§ **DATA UNDER STUDY**
===============

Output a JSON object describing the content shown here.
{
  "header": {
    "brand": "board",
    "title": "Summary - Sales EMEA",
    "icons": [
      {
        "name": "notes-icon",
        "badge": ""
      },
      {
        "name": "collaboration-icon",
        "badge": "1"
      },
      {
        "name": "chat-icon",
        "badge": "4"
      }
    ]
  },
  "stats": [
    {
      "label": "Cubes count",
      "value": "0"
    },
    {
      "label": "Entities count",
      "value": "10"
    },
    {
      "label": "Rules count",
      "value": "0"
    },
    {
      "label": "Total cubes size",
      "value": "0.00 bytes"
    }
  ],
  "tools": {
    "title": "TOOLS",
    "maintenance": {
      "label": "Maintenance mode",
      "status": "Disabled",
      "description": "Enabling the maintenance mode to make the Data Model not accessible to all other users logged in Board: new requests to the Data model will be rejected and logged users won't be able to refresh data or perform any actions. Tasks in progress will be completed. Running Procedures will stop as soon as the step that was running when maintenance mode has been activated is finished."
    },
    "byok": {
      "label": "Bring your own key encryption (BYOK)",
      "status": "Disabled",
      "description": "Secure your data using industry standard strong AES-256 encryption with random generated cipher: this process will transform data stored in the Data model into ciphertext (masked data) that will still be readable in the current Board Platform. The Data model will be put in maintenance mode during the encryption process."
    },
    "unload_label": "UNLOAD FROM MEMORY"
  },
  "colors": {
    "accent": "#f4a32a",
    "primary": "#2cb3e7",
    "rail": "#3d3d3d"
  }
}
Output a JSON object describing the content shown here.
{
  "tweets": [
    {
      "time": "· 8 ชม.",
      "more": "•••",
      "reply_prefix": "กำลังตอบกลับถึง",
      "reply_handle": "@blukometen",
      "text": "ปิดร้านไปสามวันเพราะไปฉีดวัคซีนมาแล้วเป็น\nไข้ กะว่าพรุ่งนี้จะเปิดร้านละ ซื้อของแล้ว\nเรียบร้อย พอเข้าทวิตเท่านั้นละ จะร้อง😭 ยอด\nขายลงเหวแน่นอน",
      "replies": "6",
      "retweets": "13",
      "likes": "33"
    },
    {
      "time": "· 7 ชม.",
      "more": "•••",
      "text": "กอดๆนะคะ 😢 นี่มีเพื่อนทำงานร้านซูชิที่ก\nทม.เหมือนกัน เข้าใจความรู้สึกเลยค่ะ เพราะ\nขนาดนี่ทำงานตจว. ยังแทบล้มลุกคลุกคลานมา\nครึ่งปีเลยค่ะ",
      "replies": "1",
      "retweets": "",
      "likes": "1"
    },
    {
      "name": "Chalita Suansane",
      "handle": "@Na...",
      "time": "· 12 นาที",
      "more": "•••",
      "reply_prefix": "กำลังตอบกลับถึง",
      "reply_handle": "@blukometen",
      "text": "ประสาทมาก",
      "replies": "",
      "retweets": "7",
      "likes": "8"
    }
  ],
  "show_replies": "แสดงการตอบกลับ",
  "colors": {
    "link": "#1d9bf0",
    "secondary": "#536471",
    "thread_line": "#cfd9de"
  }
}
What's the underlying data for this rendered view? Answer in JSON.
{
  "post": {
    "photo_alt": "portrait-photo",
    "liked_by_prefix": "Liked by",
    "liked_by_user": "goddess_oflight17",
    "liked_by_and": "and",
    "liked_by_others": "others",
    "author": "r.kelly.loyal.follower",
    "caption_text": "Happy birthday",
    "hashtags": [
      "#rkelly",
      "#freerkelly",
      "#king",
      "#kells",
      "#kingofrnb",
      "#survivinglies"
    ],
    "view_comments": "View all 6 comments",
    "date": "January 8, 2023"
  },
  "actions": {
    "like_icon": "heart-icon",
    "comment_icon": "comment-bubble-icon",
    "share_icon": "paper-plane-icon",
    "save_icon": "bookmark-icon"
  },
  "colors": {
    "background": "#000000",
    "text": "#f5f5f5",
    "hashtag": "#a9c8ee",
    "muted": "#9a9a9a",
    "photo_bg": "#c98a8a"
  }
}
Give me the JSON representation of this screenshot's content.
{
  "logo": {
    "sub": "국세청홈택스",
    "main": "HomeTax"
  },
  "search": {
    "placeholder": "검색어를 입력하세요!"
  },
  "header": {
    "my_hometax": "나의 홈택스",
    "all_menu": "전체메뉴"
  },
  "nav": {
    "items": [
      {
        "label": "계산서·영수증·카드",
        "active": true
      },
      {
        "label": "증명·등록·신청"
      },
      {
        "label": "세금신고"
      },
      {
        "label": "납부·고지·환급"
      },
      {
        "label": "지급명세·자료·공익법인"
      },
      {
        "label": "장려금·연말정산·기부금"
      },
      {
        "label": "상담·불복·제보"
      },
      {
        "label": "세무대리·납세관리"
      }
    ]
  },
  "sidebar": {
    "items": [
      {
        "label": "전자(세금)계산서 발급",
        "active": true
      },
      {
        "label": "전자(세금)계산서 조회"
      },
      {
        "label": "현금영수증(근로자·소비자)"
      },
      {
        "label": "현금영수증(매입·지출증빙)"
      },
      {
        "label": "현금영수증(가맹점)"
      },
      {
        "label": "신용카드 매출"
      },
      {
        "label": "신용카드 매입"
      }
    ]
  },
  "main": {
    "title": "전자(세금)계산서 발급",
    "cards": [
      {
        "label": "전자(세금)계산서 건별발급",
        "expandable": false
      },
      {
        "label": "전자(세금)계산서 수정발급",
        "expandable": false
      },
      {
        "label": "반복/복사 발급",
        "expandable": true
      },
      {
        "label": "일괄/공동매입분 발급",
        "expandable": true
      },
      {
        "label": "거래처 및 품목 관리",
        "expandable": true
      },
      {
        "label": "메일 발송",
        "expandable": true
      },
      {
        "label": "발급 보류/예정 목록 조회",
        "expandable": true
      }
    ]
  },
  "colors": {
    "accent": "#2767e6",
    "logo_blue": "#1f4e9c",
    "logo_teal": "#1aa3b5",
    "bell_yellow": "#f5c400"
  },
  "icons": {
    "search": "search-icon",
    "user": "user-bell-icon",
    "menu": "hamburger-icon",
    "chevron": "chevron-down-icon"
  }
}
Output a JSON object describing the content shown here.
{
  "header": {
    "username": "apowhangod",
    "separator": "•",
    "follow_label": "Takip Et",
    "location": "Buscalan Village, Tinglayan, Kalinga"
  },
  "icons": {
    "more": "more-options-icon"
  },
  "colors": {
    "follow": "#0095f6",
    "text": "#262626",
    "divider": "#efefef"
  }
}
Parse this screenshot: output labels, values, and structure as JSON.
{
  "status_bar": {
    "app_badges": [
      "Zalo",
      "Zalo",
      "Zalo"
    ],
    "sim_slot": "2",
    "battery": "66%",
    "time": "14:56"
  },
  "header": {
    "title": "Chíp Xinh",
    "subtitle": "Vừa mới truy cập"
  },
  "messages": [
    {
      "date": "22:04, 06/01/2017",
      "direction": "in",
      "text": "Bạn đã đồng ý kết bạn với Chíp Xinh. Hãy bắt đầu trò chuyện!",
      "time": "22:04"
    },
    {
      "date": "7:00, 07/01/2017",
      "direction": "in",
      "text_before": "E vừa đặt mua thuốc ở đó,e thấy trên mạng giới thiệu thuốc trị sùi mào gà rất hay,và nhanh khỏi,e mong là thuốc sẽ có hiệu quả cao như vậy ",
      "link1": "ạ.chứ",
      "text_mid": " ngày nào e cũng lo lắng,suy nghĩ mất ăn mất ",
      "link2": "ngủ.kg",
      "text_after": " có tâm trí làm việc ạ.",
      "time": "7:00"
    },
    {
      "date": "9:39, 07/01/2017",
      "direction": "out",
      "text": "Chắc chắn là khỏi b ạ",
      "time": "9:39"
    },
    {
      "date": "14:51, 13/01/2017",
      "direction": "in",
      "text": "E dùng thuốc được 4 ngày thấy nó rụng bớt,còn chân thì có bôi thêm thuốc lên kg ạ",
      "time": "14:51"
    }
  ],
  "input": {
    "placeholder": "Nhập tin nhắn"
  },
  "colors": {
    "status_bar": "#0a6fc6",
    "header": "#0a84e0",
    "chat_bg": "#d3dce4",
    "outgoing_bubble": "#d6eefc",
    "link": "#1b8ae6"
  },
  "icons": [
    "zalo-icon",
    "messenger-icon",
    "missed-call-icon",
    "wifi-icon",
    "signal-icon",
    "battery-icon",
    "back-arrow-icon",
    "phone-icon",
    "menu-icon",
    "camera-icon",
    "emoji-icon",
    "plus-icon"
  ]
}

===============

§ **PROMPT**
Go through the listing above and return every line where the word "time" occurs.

§ **SOLUTION TO THIS TASK**
      "time": "· 8 ชม.",
      "time": "· 7 ชม.",
      "time": "· 12 นาที",
    "time": "14:56"
      "time": "22:04"
      "time": "7:00"
      "time": "9:39"
      "time": "14:51"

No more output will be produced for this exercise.